Wednesday, 29 July 2009

Wednesday 29th.July 2009

I wasn't sure if any wildlife would be found today , but when we went to look at a hedge that we intend to lay this Winter , things began to look better , as it was near a lake , and close to some Reptile refugia . Around the lake , growing alongside the Water Mint , was yet another member of the Labiate family , Gipsywort , a super little plant , with white flowers , spotted purple , in tight whorls at the base of the upper leaves . The square stem , of all members of this family can be seen in the photo . Not far away , I found an umbelifer , a member of the Carrot family , Angelica . A movement over on the far bank caught my eye , and it turned out to be a pair of Black Swans , looking as if they hadn't woken up properly yet . Just before reaching the hedge , we had to pass two pairs of refugia , but before reaching the first , I noticed a female Adder , laying out on the grass , a good 3/4 metres from any cover . She was not only big in length , 60/70 cms. was my estimate , but also big in girth , arousing my suspicions that she was carrying young . Unlike the Grass and Smooth Snake , which both lay eggs , the female Adder retains her eggs within her body , and when the time comes , gives birth to live young . Adders mate April/May , and the females give birth around August , and juveniles start being found shortly afterwards . I cannot be certain that she was carrying young but is my best guess , but when she moved off , the motion was very laboured . Another female was found sunning herself on the first felt refugia , but moved off quickly before I could get a shot . Under the same felt when lifted , was an immature Grass Snake . When ready , it took off at a rate of knots .
The second pair of refugia produced a male Adder under the corrugated tin , and another immature Grass Snake under the felt , but he was off almost immediately . Having checked the hedge , we moved off onto another site to replace some way markers . Very dull after the first site , but I did find the front half of a Grass Snake slough , the discarded skin . When these are found , they are in varying states of damage , dependant on how active the snake is as it tries to snare the slough on vegetation , then wriggle out of it . This particular one was very intact around the head , and the eyes , the mouth and the scale pattern can be clearly seen . It can be identified as a Grass Snake by the lack of the zig-zag pattern of the Adder .
Whist walking along rides , several Southern Hawker dragonflies were seen , hawking for insects in the sunshine , then heading for somewhere to shelter , when the sun disappeared . This immature male chose a spot on a Bracken covered bank , that I nearly broke my neck climbing . Fortunately , the sun didn't re-appear before I got my shots , I would have been well sick if it had , and he continued hawking .
Only other thing of interest was this moth , found in the middle of the track , so after photographing , I moved it into vegetation on the side . I think I have seen it before , but cannot ID it , but I know a man who might , Dean .

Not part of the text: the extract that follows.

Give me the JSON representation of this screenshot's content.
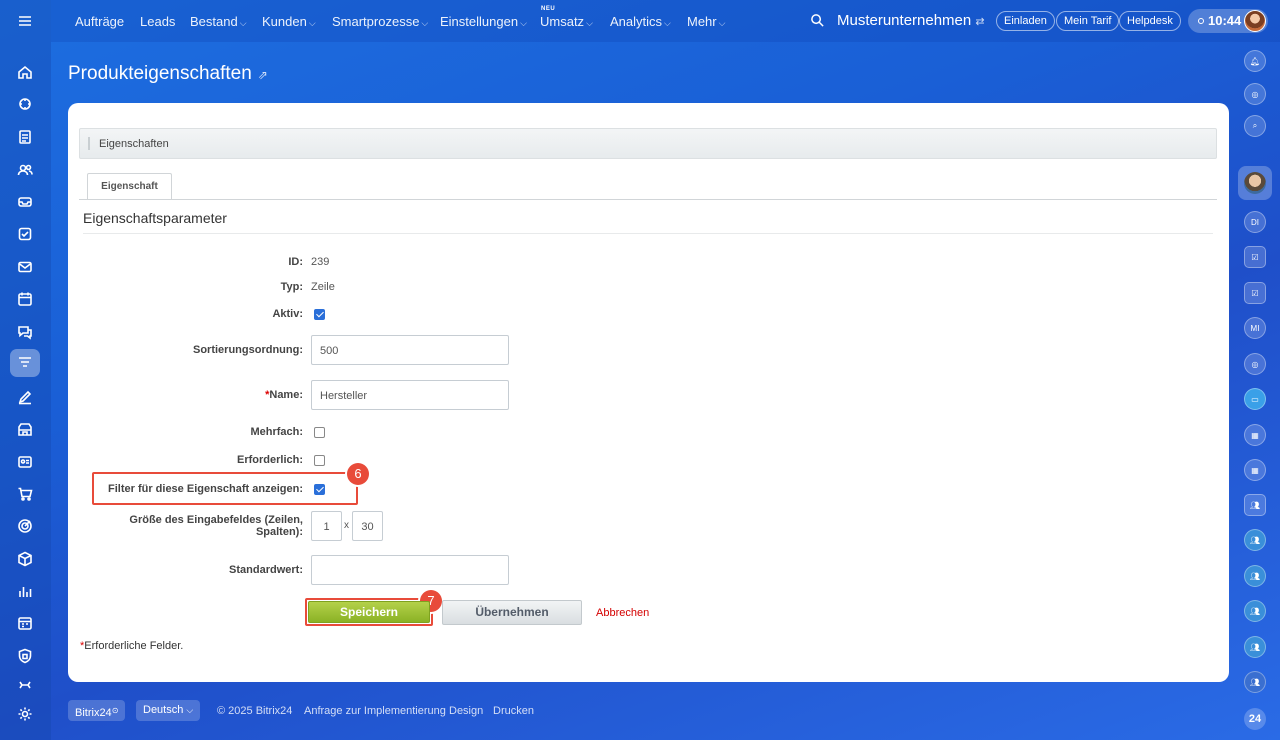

Anonymous said...

Gipsywort is a new one on me, Greenie - I'll have to look out for that around here. Very interesting info on the snakes. The Grass Snake slough is remarkable - looks like a bit of cloisonne work.

Anonymous said...

"The man" would say Light Emerald, Greenie.

ShySongbird said...

Like Rob I was fascinated by the Grass Snake slough, amazing!

Warren Baker said...

Careful there greenie, we wouldn't want to see you hurt yourself. :-)